But it is the bitter split between the NRA and police groups -- such as the National Sheriffs' Association, the Fraternal Order of Police and the National Troopers Coalition -- that has torn the public figures who usually support both sides. The acrimony erupted last year over the NRA's opposition to legislation to ban armor-piercing, "cop-killer" bullets.

That bill became one of several factors in the maneuvering over McClure-Volkmer, which is sponsored by Sen. James A. McClure (R-Idaho) and Rep. Harold L. Volkmer (D-Mo.), Justice Department sources said that when the NRA agreed last year to stop lobbying against the bullet bill, the administration promised that it would keep pushing the measure.

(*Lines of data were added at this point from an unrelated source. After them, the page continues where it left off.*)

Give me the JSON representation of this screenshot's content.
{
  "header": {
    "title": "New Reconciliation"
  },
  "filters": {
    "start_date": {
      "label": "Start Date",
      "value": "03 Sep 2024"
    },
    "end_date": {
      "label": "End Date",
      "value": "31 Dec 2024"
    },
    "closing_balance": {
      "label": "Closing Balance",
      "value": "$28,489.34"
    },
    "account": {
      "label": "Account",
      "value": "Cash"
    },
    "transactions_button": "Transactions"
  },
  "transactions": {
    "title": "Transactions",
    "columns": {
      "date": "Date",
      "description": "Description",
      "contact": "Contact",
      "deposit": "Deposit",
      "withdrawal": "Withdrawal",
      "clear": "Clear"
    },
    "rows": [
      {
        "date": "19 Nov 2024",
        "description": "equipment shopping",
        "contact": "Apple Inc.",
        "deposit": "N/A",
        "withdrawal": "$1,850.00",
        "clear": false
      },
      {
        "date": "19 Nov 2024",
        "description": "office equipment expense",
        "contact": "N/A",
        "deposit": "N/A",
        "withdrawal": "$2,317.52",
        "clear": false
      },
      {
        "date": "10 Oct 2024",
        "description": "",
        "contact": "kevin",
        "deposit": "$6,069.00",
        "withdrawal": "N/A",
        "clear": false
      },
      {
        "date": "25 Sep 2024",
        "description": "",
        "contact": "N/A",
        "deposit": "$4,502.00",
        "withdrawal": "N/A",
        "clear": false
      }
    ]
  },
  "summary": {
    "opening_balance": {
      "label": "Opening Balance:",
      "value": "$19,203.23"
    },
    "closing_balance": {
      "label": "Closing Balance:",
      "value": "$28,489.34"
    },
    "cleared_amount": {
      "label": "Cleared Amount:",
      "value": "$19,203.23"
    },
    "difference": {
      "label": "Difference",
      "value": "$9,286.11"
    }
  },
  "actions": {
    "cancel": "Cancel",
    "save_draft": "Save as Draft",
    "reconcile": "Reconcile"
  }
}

"Ed Meese is a team player," one department official said. While Meese privately shares the concerns raised by senior officials at the Justice and Treasury departments, "He is certainly not going to take a public position that contradicts the administration position."

Congressional politics is also involved. When the Senate passed McClure-Volkmer, 79 to 15, last July, all 22 Republican senators up for reelection this year backed the bill.

"The Republicans in the Senate were assured that the administration would support this bill," the Justice official said. "They all jumped on board. We don't want to turn around now and kick them in the teeth. It would be suicide."

Rep. William J. Hughes (D-N.J.), chairman of the House Judiciary subcommittee that is considering the bill, said that Meese and other officials "have gone along with the NRA line" for political reasons.

"They've got themselves locked into a position on the bill, even though they recognize it has major problems and could be potentially disastrous in some areas," Hughes said. He said that administration witnesses "had a terrible time" trying to defend the bill at a hearing last week, and that Meese deliberately "ducked" an invitation to testify at the last minute and did not send anyone from Justice to testify in his stead.

"It's inexplicable to these guys because Ed Meese is the best friend law enforcement ever had," a police official said.

An internal memo by Treasury's Bureau of Alcohol, Tobacco and Firearms criticized 13 aspects of the bill, including a ban on surprise inspections of gun dealers, easing of record-keeping rules and narrowing the use of mandatory penalties for violent crimes committed with a gun. The memo said such changes would make it harder to prosecute armed criminals.

The NRA says its critics are distorting the legislation and exaggerating the administration's concerns.

"Meese is feeling pressure from the heads of law-enforcement groups who are opposed to the bill," said NRA spokesman Andrew Kendzie. He said these police leaders "have always had an anti-NRA stance" and "don't represent the rank and file. The overwhelming majority of beat officers are with us on this."

Vaughan of the police chiefs' group replied that the NRA's tactics have been "outrageous, deceptive and improper."

Opponents are clearly nervous about the House discharge petition, which needs fewer than 50 signatures to reach a majority of 218. "If your congressman won't sign [the] discharge petition, he is no friend of law-abiding American gun owners and hunters," the NRA said in a recent mailing.

The administration is backing the petition, which would bar any amendments to the bill, as the only way to avoid a divisive House-Senate conference that would doom the measure, Justice sources said. They said Meese's concerns hinge on "nuance" and "interpretation" of the law and can be cleared up through a dialogue on the House floor.

That approach does not satisfy Meese's most loyal constituency, whose support of his embattled nomination was instrumental in Meese becoming attorney general a year ago today.

"I'm new to Washington," said Vaughan, who was previously Newark's police director. "I'm baffled by how someone can say publicly they support something and privately they don't."